Regina’s foundation has since raised and distributed countless thousands of dollars to help local children in elementary, middle, and high schools. Helpful Hands partners with those schools, churches, Boys Town, HOPE, the city of Oviedo, and many other organizations to identify young boys or girls who may be at risk or whose families are facing hardship.
The Helpful Hands teen program works with older kids to keep them in school or help them return to the classroom or earn a GED. The athletic program gives children who could benefit from character-building athletics the chance to play on a team, an opportunity that their families could otherwise never afford.
At Christmas, Helpful Hands makes dreams come true for children of all ages − from teenagers all the way down to little boys and girls who write touching letters to Santa Claus. Underprivileged high-school seniors in the community have been able to experience the joys of graduation, prom, and the simple dignity of their own yearbook thanks to Helpful Hands.
There’s so much more, but Regina insists the underlying goal is blissfully simple. “We want to put smiles on peoples’ faces,” says Regina, who is gearing up for Helpful Hands’ biggest fundraiser of the year, A Night Under the Stars on October 11. “Knowing that we can help children enjoy all these wonderful things is what drives me now.”
Harry Arthur: Feed My Sheep
The simple Biblical instruction to “feed my sheep” is what drives the volunteer efforts of the Tuskawilla Shepherds, led by Harry Arthur. They follow these timeless instructions in big ways and small.

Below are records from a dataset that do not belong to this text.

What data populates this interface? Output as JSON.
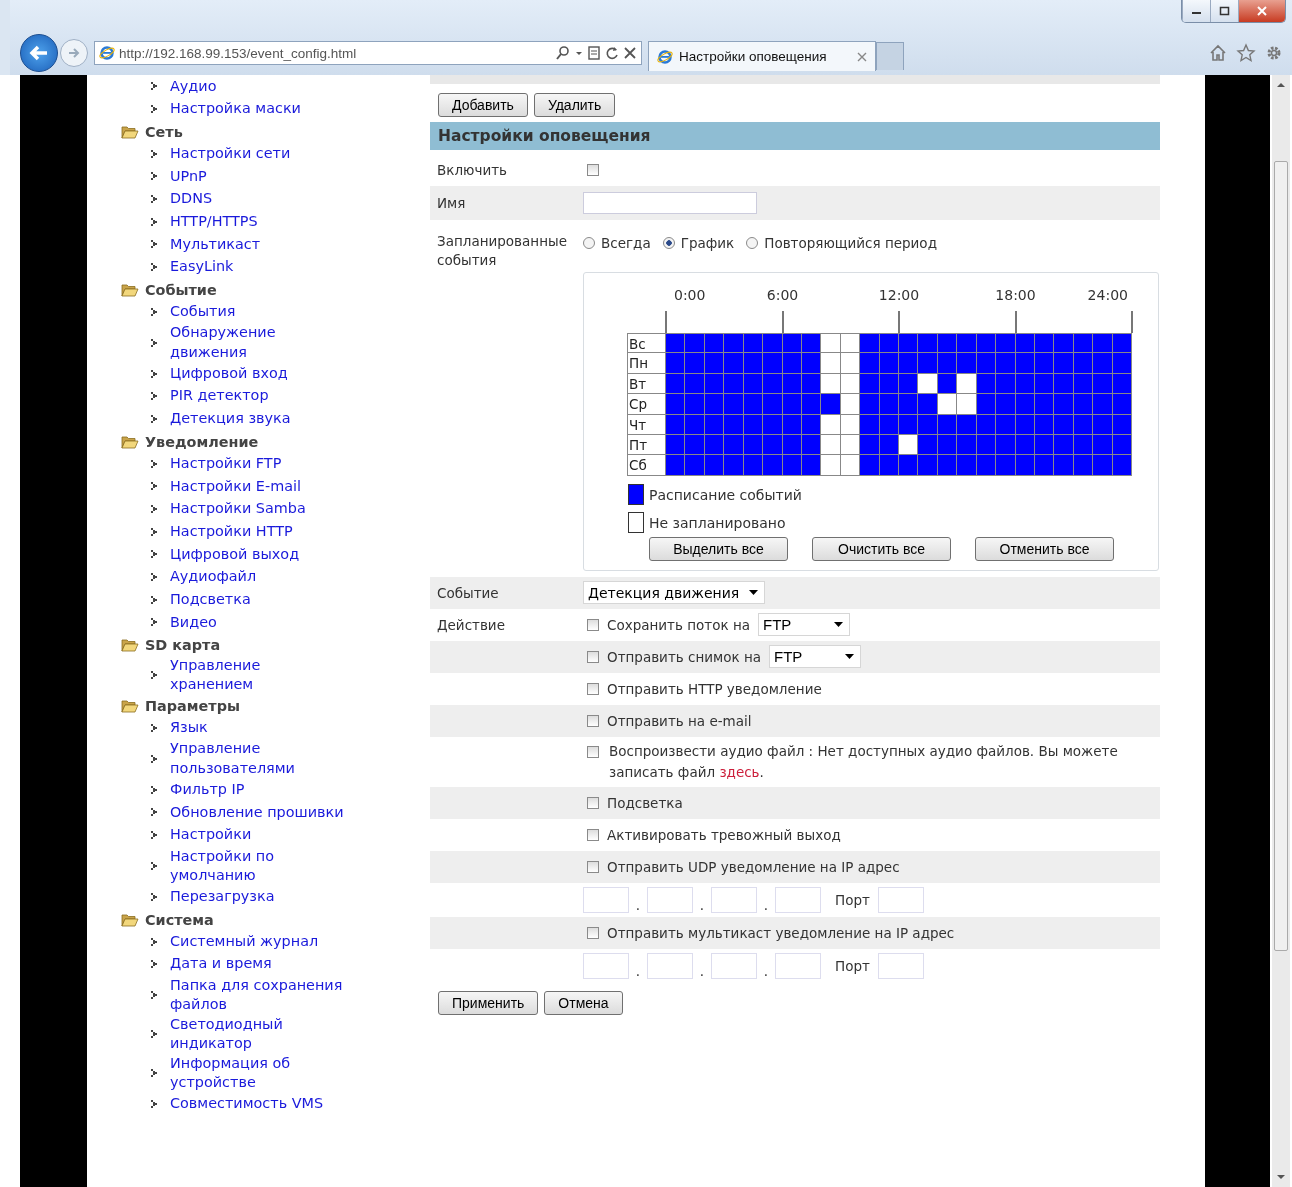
{
  "browser": {
    "address": "http://192.168.99.153/event_config.html",
    "tab": {
      "title": "Настройки оповещения"
    }
  },
  "sidebar": {
    "sections": [
      {
        "items": [
          "Аудио",
          "Настройка маски"
        ]
      },
      {
        "title": "Сеть",
        "items": [
          "Настройки сети",
          "UPnP",
          "DDNS",
          "HTTP/HTTPS",
          "Мультикаст",
          "EasyLink"
        ]
      },
      {
        "title": "Событие",
        "items": [
          "События",
          "Обнаружение движения",
          "Цифровой вход",
          "PIR детектор",
          "Детекция звука"
        ]
      },
      {
        "title": "Уведомление",
        "items": [
          "Настройки FTP",
          "Настройки E-mail",
          "Настройки Samba",
          "Настройки HTTP",
          "Цифровой выход",
          "Аудиофайл",
          "Подсветка",
          "Видео"
        ]
      },
      {
        "title": "SD карта",
        "items": [
          "Управление хранением"
        ]
      },
      {
        "title": "Параметры",
        "items": [
          "Язык",
          "Управление пользователями",
          "Фильтр IP",
          "Обновление прошивки",
          "Настройки",
          "Настройки по умолчанию",
          "Перезагрузка"
        ]
      },
      {
        "title": "Система",
        "items": [
          "Системный журнал",
          "Дата и время",
          "Папка для сохранения файлов",
          "Светодиодный индикатор",
          "Информация об устройстве",
          "Совместимость VMS"
        ]
      }
    ]
  },
  "top_buttons": [
    "Добавить",
    "Удалить"
  ],
  "section_title": "Настройки оповещения",
  "form": {
    "enable": {
      "label": "Включить",
      "checked": false
    },
    "name": {
      "label": "Имя"
    },
    "schedule": {
      "label": "Запланированные события",
      "options": [
        {
          "label": "Всегда",
          "selected": false
        },
        {
          "label": "График",
          "selected": true
        },
        {
          "label": "Повторяющийся период",
          "selected": false
        }
      ],
      "times": [
        "0:00",
        "6:00",
        "12:00",
        "18:00",
        "24:00"
      ],
      "days": [
        {
          "label": "Вс",
          "cells": [
            true,
            true,
            true,
            true,
            true,
            true,
            true,
            true,
            false,
            false,
            true,
            true,
            true,
            true,
            true,
            true,
            true,
            true,
            true,
            true,
            true,
            true,
            true,
            true
          ]
        },
        {
          "label": "Пн",
          "cells": [
            true,
            true,
            true,
            true,
            true,
            true,
            true,
            true,
            false,
            false,
            true,
            true,
            true,
            true,
            true,
            true,
            true,
            true,
            true,
            true,
            true,
            true,
            true,
            true
          ]
        },
        {
          "label": "Вт",
          "cells": [
            true,
            true,
            true,
            true,
            true,
            true,
            true,
            true,
            false,
            false,
            true,
            true,
            true,
            false,
            true,
            false,
            true,
            true,
            true,
            true,
            true,
            true,
            true,
            true
          ]
        },
        {
          "label": "Ср",
          "cells": [
            true,
            true,
            true,
            true,
            true,
            true,
            true,
            true,
            true,
            false,
            true,
            true,
            true,
            true,
            false,
            false,
            true,
            true,
            true,
            true,
            true,
            true,
            true,
            true
          ]
        },
        {
          "label": "Чт",
          "cells": [
            true,
            true,
            true,
            true,
            true,
            true,
            true,
            true,
            false,
            false,
            true,
            true,
            true,
            true,
            true,
            true,
            true,
            true,
            true,
            true,
            true,
            true,
            true,
            true
          ]
        },
        {
          "label": "Пт",
          "cells": [
            true,
            true,
            true,
            true,
            true,
            true,
            true,
            true,
            false,
            false,
            true,
            true,
            false,
            true,
            true,
            true,
            true,
            true,
            true,
            true,
            true,
            true,
            true,
            true
          ]
        },
        {
          "label": "Сб",
          "cells": [
            true,
            true,
            true,
            true,
            true,
            true,
            true,
            true,
            false,
            false,
            true,
            true,
            true,
            true,
            true,
            true,
            true,
            true,
            true,
            true,
            true,
            true,
            true,
            true
          ]
        }
      ],
      "legend": [
        {
          "label": "Расписание событий",
          "kind": "scheduled"
        },
        {
          "label": "Не запланировано",
          "kind": "unscheduled"
        }
      ],
      "buttons": [
        "Выделить все",
        "Очистить все",
        "Отменить все"
      ]
    },
    "event": {
      "label": "Событие",
      "value": "Детекция движения"
    },
    "action": {
      "label": "Действие",
      "items": [
        {
          "kind": "select",
          "label": "Сохранить поток на",
          "checked": false,
          "value": "FTP"
        },
        {
          "kind": "select",
          "label": "Отправить снимок на",
          "checked": false,
          "value": "FTP"
        },
        {
          "kind": "check",
          "label": "Отправить HTTP уведомление",
          "checked": false
        },
        {
          "kind": "check",
          "label": "Отправить на e-mail",
          "checked": false
        },
        {
          "kind": "note",
          "label": "Воспроизвести аудио файл : Нет доступных аудио файлов. Вы можете записать файл",
          "link": "здесь",
          "after": ".",
          "checked": false
        },
        {
          "kind": "check",
          "label": "Подсветка",
          "checked": false
        },
        {
          "kind": "check",
          "label": "Активировать тревожный выход",
          "checked": false
        },
        {
          "kind": "ip",
          "label": "Отправить UDP уведомление на IP адрес",
          "checked": false,
          "separators": [
            ".",
            ".",
            "."
          ],
          "port_label": "Порт"
        },
        {
          "kind": "ip",
          "label": "Отправить мультикаст уведомление на IP адрес",
          "checked": false,
          "separators": [
            ".",
            ".",
            "."
          ],
          "port_label": "Порт"
        }
      ]
    }
  },
  "bottom_buttons": [
    "Применить",
    "Отмена"
  ]
}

One Sunday every month, Harry and a cadre of other volunteers fulfill the mission, one pancake at a time, at Pathways to Care, a medical recovery facility for the homeless in Casselberry. They prepare and serve a scrumptious breakfast for the residents, complete with eggs, bacon, hash browns, and Harry’s famous banana pancakes.
On a much larger scale, the volunteers distribute food by the truckful through their Tuskawilla Shepherds foundation, which Harry’s father founded in 1991. Last year alone, the foundation provided 750,000 pounds of food to 18,000 needy families in Seminole County. This year, the foundation has set an additional goal to help stock food pantries at every Seminole County Public School. “Helping people is what it’s all about,” says Harry, who is also active in the Rotary Club of Winter Springs and many other civic groups. “That’s the whole reason we’re put here.”
Kathy McDonald: Doing the Most Good
If all you know about the Salvation Army is red kettles and ringing bells, Oviedo’s Kathy McDonald would like a moment of your time. A volunteer member of the advisory board for the Seminole County Salvation Army since 2001 (and current board chair), Kathy knows firsthand just what the dollars and cents dropped in those holiday kettles can do. “The Seminole County Salvation Army’s main emphasis is on social services,” Kathy explains. “We maintain a large food pantry that is open to any Seminole County resident in need. We also help individuals with pressing financial needs, like prescription medication and rent assistance.
“In addition to that, we are a disaster-relief center,” Kathy continues. “We can immediately bring potable water and other disaster supplies anywhere in the area as directed by emergency managers.”
Kathy is also the last remaining charter member and a two-time president of the Kiwanis Club of Oviedo-Winter Springs, and she’s a trustee for the Florida Kiwanis Foundation. “Need knows no season,” Kathy says, echoing another Salvation Army motto. “If God has blessed us, it’s incumbent on us to share those blessings.”